Increasing tax revenues and ensuring sustainable domestic resource mobilisation will be critical as emerging Asian economies seek to boost the provision of public goods and services and improve economic growth and living standards.
The OECD and the United Nations Development Programme (UNDP) have launched a new initiative to help developing countries bolster domestic revenues by strengthening their tax audit capacities.
China is joining a group of 48 OECD and non-OECD countries that are members of the OECD Development Centre. The Centre helps decision makers find policy solutions to stimulate growth and improve living conditions in developing and emerging economies. China is also an OECD Key Partner, like Brazil, India, Indonesia, and South Africa, which are already members of the OECD Development Centre.

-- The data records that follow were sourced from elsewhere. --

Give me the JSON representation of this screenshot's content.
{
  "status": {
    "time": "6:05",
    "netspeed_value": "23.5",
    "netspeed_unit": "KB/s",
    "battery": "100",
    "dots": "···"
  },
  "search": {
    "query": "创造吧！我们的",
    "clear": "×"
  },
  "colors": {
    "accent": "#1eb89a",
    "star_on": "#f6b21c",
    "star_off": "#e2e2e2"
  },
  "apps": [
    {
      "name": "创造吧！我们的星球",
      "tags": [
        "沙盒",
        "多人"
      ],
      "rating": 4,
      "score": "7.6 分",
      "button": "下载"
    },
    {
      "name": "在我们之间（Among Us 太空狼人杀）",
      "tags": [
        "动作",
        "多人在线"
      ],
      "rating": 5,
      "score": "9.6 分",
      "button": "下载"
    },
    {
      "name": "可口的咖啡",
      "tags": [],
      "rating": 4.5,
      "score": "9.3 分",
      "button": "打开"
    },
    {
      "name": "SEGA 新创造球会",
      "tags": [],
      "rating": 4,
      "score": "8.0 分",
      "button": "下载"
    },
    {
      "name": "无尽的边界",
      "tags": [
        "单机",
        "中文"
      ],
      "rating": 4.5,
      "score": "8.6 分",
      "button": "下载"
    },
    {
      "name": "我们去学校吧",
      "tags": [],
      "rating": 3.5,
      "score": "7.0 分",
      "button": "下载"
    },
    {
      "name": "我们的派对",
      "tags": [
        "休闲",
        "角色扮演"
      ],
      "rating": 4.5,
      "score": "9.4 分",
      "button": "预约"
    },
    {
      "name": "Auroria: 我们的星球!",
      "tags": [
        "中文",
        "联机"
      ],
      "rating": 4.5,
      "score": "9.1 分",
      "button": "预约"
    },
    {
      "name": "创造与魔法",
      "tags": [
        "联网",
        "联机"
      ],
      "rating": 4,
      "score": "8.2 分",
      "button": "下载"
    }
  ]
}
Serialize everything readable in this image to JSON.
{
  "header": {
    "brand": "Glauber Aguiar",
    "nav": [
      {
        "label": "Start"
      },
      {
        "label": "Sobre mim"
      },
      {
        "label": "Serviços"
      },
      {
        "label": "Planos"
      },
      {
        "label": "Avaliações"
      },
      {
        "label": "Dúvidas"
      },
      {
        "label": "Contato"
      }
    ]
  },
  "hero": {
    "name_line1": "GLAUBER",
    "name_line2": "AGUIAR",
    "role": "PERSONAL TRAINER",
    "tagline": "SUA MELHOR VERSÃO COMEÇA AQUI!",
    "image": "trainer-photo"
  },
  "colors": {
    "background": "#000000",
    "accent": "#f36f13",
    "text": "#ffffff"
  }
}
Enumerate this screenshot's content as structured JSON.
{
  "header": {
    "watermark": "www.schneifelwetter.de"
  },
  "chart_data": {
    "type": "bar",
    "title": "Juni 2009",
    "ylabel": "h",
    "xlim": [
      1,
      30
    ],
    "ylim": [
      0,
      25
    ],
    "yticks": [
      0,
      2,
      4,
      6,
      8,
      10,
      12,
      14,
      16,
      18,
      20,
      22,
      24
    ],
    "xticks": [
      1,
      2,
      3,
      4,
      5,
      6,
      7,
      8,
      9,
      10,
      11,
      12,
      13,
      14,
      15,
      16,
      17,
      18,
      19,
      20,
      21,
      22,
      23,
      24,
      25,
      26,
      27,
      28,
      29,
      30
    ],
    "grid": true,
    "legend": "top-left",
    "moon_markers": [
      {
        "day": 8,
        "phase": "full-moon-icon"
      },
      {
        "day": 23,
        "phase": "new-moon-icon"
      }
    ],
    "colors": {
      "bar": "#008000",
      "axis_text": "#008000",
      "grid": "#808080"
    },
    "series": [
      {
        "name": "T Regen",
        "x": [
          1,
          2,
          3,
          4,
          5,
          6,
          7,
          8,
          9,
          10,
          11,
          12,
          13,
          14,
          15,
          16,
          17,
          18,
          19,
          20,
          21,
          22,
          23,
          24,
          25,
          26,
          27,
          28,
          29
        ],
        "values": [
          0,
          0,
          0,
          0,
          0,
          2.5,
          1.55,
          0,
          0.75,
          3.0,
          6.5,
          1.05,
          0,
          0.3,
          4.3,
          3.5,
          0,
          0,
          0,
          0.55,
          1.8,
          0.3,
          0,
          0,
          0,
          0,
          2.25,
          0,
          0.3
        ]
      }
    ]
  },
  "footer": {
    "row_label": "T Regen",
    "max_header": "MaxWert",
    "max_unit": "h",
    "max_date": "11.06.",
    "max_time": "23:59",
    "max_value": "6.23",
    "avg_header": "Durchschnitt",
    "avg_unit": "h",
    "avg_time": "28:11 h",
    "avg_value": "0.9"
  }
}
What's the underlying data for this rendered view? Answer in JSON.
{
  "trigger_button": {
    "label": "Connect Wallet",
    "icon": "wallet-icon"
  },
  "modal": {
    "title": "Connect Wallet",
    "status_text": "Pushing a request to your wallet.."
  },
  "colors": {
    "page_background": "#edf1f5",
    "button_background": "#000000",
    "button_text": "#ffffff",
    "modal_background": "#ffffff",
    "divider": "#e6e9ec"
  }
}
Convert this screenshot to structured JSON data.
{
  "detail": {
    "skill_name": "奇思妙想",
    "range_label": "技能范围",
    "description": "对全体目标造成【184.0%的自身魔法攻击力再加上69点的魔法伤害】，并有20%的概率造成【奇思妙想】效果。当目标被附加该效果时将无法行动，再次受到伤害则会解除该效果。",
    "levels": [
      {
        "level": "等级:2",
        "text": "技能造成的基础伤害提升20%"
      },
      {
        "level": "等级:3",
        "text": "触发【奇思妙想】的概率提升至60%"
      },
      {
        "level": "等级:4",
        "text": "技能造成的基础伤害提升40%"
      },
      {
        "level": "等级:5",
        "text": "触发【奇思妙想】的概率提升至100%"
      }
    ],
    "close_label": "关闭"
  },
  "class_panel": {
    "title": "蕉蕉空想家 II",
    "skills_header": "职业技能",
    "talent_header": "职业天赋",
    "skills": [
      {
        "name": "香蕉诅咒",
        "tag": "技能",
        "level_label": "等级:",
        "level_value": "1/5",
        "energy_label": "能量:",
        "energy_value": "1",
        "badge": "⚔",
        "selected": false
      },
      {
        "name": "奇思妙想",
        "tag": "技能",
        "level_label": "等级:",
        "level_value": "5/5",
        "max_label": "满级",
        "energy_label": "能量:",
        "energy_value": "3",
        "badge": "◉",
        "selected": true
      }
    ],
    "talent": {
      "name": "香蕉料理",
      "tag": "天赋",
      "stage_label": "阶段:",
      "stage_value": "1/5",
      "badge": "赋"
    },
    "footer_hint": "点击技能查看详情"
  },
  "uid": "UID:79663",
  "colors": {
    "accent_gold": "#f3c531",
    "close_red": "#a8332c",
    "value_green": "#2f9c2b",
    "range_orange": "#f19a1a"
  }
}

New Zealand is a valued development partner for its small island neighbours, delivering aid effectively and using its experience of natural disasters to help manage risks in the region. It complements its development assistance by using liberal trade and employment systems to support poor countries, according to the OECD’s latest Peer Review of New Zealand.
The OECD’s Annual Meeting at Ministerial Level reinforced member governments’ support across a broad range of key OECD work.
With Africa’s population set to double by 2050, modernising local economies will be vital to make the continent more competitive and to increase people’s living standards, according to the African Economic Outlook 2015, released at the African Development Bank Group’s 50th Annual Meetings.
The African Development Bank (AfDB), the OECD Development Centre and the United Nations Development Programme (UNDP) will publish their joint African Economic Outlook 2015, a yearly report containing projections, analyses and 54 country notes on macroeconomic, finance, trade and human development trends in Africa.
United Nations Secretary-General Ban Ki-moon today called on OECD governments to ensure that a series of major summits this year result in a new era of sustainable development.
Development aid flows were stable in 2014, after hitting an all-time high in 2013, but aid to the poorest countries continued to fall, according to official data collected by the OECD Development Assistance Committee (DAC).
New global trend such as jobless growth, a rising youth population and resource scarcity threaten to undo much of the progress of recent decades in securing people’s ability to make a living, according to a new report by the OECD Development Centre launched in Paris today at the OECD Global Forum on Development.